Last night, I spent the evening watching one of the most spectacular, mind boggling shows I've ever seen. The stunts had me holding my breath, the dancing was a stunning balance of strength and vulnerability, and the vocals were amazing, even if you didn't consider the athletic feats Pink performed while singing.
Pink got me thinking about the idea of celebrity and its relation to role models, because of her songs about believing in yourself, and the stories she told to the audience.

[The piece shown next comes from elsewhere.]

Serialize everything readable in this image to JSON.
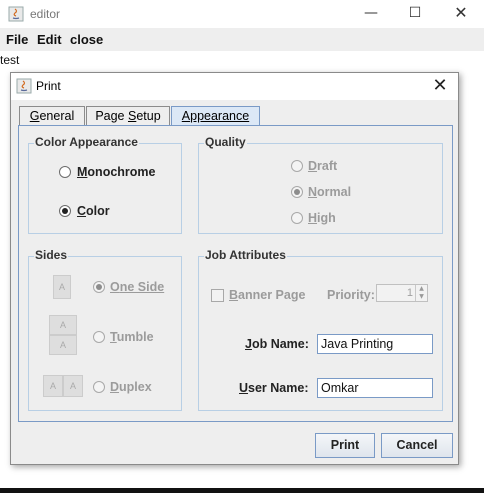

While the concept of celebrity is often villanized, it's something more important to society than we might realize. Stars are regular people with regular experiences who have gained a following, elevated their voices on a pedestal, gained riches, opportunity, and a life that most people couldn't dream of. And, while some people call it unfair or unrealistic, I think it's important to show this select group triumphing to prove success is a possibility regardless of what you must overcome to achieve it.
Of course, many of those who reach celebrity status never do much good with it, but, like with anything, you take the good with the bad. From this construct of fame, though, we get performers like Pink, Michael Jackson, Lady Gaga, and Taylor Swift who prove that being unique is okay. These kids who were bullied, beat down, and were never quite "right" for society grew up to be adults that same society begged for tickets to see.
It's one thing to tell a bullied kid that one day they'll be the one with the power, with the full life; that people will appreciate them. It's another to show them examples, give them music that speaks to their experiences, and the real hope to rise above their situation with grace. Even if these fans don't feel like they can believe in themselves, hearing that it's okay to be the way they are from someone they admire could be enough to keep them moving forward.
Bullying is a problem we're unfortunately never going to solve. It has existed in society since there was society, and it's a horrific concept we will never understand well enough to solve. What we can do is elevate the voices of those using their platforms to speak out for love, understanding, and equality. We can show kids living proof of people who are special because they are different. Then, maybe we won't lose quite so many special people to the crippling pressures to conform.
Links of Interest:
View My Other Editorials: Click Here
Short Story: No, I'm Not Okay: Read Here
Accidental Bad Girl: Review Here
To Kill A Kingdom: Review Here